The ARINC-429 Standard and its Application
The Aeronautical Radio INC Specification 429 (ARINC-429) standard, less popularly known as the Mark33 Digital Information Transfer System (DITS), was originally developed in 1977 to serve as an alternative data transfer medium for advanced avionics systems. The specification covers electrical interfaces, protocols, and data transfer standards. Since its introduction, ARINC-429 has become the most popular and ubiquitous data transfer standard in commercial aircraft systems. Its steadfast reliability over the decades has resulted in very few changes in the specification despite rapid advances in aircraft and other avionic components. The primary purpose of the 429 standard is to support robust data transfer within the local area networks (LANs) of advanced aircraft. Although most applications involve commercial aircraft (both fixed-wing and rotary), there is limited implementation for both military and general private aviation. Non-aviation applications are also at times supported.
Initial adoption and evolution
The 1980’s saw ARINC-429 initially implemented on the Boeing B-757 and B-767 commercial aircraft, as well as the Airbus A-310. The first application interfaces were analog in nature due to the state of aviation technology and standard equipment at that time. The serial and duplex capabilities of the ARINC bus standard gradually resulted in a significant reduction in communication system wiring and instrumentation panels. This development allowed the increasingly critical real estate within manned cockpits to be used more efficiently through the industry-wide adoption of the Multi-Purpose Control/Display Unit (MCDU) which replaced multiple existing control panels. New protocols and addressing schemes were simultaneously developed to make the most effective use of the new standard.
Longevity in the industry
Because of its simple design, easy certification procedure, and flexible implementation, the ARINC-429 specification has enjoyed a remarkably long run as the industry standard data bus for commercial avionics. Modern aircraft - even those with highly sophisticated avionics and computer networks - continue to utilize 429 transmission standards in one form or another. Some minor design changes were necessary in the early 1980’s in order to correct a persistent fault condition that was occurring under certain common wiring arrangements. The solution was to slightly alter voltage thresholds and impedances in the receiver module. Other than the aforementioned fault correction and some early minor changes in the data word formatting convention, the standard has remained largely unaltered.
The future of aviation data transfer
Despite the ubiquity and notable longevity of ARINC-429, there are certain trends in aviation data transfer that will render it unviable in its current form. Chiefly, the 429 specification will have increasing difficulty accommodating the enormous volume of data and the associated rates of transfer necessary for the operation of some modern and future aircraft. In response to these anticipated data bottlenecks, the ARINC-629 standard (re-written from the Airlines Electronic Engineering Committee’s now defunct ARINC-453 proposal) has been developed to replace the 429 specification.

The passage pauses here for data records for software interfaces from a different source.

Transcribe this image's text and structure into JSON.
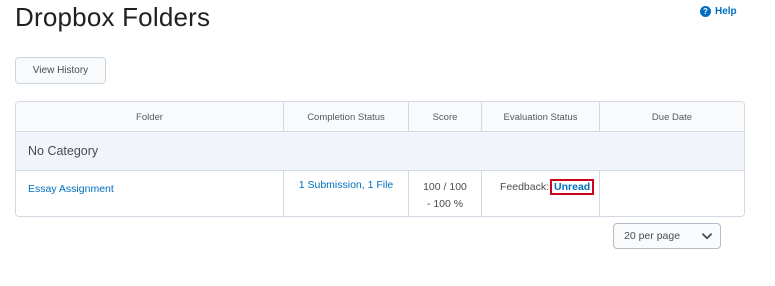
{
  "page": {
    "title": "Dropbox Folders"
  },
  "help": {
    "label": "Help",
    "icon": "help-circle-icon",
    "glyph": "?"
  },
  "toolbar": {
    "view_history_label": "View History"
  },
  "table": {
    "columns": [
      "Folder",
      "Completion Status",
      "Score",
      "Evaluation Status",
      "Due Date"
    ],
    "category": "No Category",
    "rows": [
      {
        "folder": "Essay Assignment",
        "completion": "1 Submission, 1 File",
        "score_line1": "100 / 100",
        "score_line2": "- 100 %",
        "evaluation_prefix": "Feedback:",
        "evaluation_link": "Unread",
        "due_date": ""
      }
    ]
  },
  "pagination": {
    "per_page": "20 per page",
    "icon": "chevron-down-icon"
  },
  "colors": {
    "link": "#006fbf",
    "highlight_border": "#d0021b",
    "header_bg": "#f9fafb",
    "category_bg": "#f1f5fb"
  }
}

Although the impressive run of ARINC-429 as the standard data transfer specification in aviation may be winding down, its legacy will live on as its core design will remain in the new specifications that follow